By C.V. Beck

On February 20, after several hours of deliberation, the jury in the People vs. David Busch case in the downtown Metro Courthouse found him not guilty of trespassing, interfering with a business, and intimidation.

David Busch had entered the lobby of the Standard Hotel downtown to use a pay phone in the public lobby and had been prevented from doing so by a manager, hotel security guards, the “BID” (Business Improvement District) security (the mayor’s Goon Squad) and finally, the LAPD.

The judge in this trial was Lawrence H. Cho, the attorney for the “People” was City Attorney Gizelle Fernandez and for the defendant, Public Defender Teri Yun. I had requested an assistive listening device so I could hear the trial and at first was met by what I thought was a very hostile attitude on the part of the bailiff and the judge’s clerk. When I mentioned that this was an ADA (Americans with Disabilities Act) requirement, they seemed finally to get it and I received the device within about 15 minutes. It helped a lot. I don’t understand why the acoustics in the Los Angeles courtrooms are not good and why the amplification systems are not adequate. Seems like hearing what is going on would be paramount in a trial.

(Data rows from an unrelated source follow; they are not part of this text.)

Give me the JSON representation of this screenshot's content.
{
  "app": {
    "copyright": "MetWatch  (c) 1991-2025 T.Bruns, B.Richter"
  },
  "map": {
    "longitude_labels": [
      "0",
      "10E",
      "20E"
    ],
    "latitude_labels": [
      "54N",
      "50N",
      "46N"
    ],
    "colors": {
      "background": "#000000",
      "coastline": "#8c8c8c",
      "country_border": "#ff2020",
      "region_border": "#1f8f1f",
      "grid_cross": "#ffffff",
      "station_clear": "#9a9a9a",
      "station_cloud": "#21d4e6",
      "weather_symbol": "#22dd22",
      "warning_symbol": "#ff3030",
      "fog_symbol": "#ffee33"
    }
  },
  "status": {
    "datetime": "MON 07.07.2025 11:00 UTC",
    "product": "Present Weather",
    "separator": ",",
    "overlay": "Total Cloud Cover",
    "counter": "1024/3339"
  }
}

I was so glad to see and hear some common sense at last on Monday morning. I had been at the trial on Friday last, but had missed the morning session. That Friday afternoon’s prosecutorial case had been full of “nice,” as in “this is a nice hotel, with nice clients,” this is “nice,” that is “nice” (but not David Busch, apparently he wasn't nice enough...) and I found myself, after hearing the prosecution’s case, wondering why this had even been brought to trial.

The man wanted to use a pay phone...this is not a crime...and I found myself feeling that his civil rights had been violated and that mine could be next. However, thanks to Mr. Busch’s clear understanding that he has rights, (even though he is a homeless person), thanks to his vigilance in insisting on his rights under the law, (even attempting a citizen’s arrest of the people seeking his arrest), an injustice has been addressed and now rectified.

I feel so much better now...and so do thousands of homeless people all over Los Angeles, that the next time they might need to use a pay phone, that they might even be able to do so without having to jump through hoops or end up in jail...just like a regular, normal “nice” person is able to use a pay phone, a public phone in a public place...

Posted: Thu - March 1, 2007 at 06:32 AM